with Tubten Pende
The Madhyamakavatara was composed by the 7th century Indian scholar, Chandrakirti, as a supplement and commentary to the seminal treatise, the Mulamadhyamakakarika by the 2nd century Indian scholar, Nagarjuna. Nagarjuna was predicted by the Buddha to be an authority on the Buddha’s view of ultimate reality that later generations could rely on after the Buddha’s passing. The special guru to Tsong Khapa, Manjushri, advised Tsong Khapa to rely on Chandrakirti to correctly understand Nagarjuna. Consequently, within Tsong Khapa’s tradition, the Madhyamakavatara is one of the five core curriculum texts of the Geshe Program in the great Gelug monasteries.
We have the opportunity to study the same text these Tibetan masters studied to gain the correct understanding of the liberating view of emptiness. This course will focus on the Chapter of the Perfection of Wisdom that deals directly with the subject of emptiness.

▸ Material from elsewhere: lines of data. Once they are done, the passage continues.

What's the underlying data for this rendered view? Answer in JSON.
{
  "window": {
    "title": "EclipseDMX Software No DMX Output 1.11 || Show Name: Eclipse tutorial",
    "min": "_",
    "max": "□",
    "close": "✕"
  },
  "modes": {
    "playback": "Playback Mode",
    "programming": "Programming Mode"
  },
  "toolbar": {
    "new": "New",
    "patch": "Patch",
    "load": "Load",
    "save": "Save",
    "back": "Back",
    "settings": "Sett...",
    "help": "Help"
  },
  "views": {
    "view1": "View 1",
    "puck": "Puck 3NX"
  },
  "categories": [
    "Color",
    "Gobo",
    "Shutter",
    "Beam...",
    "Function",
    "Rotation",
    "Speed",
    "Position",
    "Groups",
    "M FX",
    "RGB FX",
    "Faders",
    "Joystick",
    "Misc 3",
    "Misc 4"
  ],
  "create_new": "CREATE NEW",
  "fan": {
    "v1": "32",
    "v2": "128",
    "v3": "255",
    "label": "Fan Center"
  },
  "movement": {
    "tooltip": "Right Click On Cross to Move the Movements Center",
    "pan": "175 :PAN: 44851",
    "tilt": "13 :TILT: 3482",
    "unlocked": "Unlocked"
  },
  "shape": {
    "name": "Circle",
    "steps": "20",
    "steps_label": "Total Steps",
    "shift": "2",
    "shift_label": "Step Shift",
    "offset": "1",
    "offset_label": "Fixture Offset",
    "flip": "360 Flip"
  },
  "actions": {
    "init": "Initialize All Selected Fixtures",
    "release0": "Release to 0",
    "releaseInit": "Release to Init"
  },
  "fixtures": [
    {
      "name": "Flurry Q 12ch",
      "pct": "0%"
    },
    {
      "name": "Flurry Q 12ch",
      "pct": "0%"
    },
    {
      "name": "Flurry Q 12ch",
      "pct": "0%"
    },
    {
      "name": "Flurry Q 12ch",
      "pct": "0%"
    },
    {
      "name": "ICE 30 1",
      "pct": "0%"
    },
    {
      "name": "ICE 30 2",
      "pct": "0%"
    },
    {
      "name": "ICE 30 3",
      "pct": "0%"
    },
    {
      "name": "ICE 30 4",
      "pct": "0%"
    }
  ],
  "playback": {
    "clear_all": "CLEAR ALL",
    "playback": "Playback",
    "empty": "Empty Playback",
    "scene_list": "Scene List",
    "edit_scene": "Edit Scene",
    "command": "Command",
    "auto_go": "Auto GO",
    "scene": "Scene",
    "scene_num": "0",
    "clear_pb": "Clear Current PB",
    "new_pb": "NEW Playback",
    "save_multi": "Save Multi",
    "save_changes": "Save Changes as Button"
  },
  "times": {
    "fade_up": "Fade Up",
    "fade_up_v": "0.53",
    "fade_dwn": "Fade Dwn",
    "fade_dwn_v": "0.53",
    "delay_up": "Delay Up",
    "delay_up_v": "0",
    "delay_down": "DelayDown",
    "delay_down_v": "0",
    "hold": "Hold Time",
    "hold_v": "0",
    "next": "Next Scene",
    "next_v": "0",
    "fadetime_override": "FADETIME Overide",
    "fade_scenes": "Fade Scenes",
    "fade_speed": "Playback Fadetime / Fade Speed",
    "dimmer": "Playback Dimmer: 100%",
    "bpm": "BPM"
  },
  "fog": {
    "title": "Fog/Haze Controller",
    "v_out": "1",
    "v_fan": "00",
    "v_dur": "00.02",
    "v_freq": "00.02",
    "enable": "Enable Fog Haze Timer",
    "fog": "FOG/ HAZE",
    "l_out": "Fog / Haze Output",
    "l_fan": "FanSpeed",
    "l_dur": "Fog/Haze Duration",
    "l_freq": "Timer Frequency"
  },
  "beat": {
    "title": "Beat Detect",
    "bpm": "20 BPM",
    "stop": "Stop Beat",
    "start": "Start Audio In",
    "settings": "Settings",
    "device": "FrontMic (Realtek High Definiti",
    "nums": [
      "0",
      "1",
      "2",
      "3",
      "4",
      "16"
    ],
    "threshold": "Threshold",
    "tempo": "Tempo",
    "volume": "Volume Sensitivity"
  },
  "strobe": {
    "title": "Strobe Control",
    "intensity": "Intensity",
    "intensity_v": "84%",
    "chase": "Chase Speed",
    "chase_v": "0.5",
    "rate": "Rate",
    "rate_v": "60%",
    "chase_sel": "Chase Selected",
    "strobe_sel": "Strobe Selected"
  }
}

Tubten Pende is a practicing Buddhist since 1972 when he was introduced to Tibetan Buddhism in India. Pende was included in the first wave of the FPMT’s Western Buddhist teachers. He was the coordinator of the Geshe Studies Program at Manjushri Institute, England; spiritual program coordinator, director, and later resident teacher at Nalanda Monastery, France; and an FPMT International Office Education Services program developer of the Masters Program at Istituto Lama Tzong Khapa, Italy. He is interested in the effective application of Buddhist theory and practice in the daily life of ordinary people.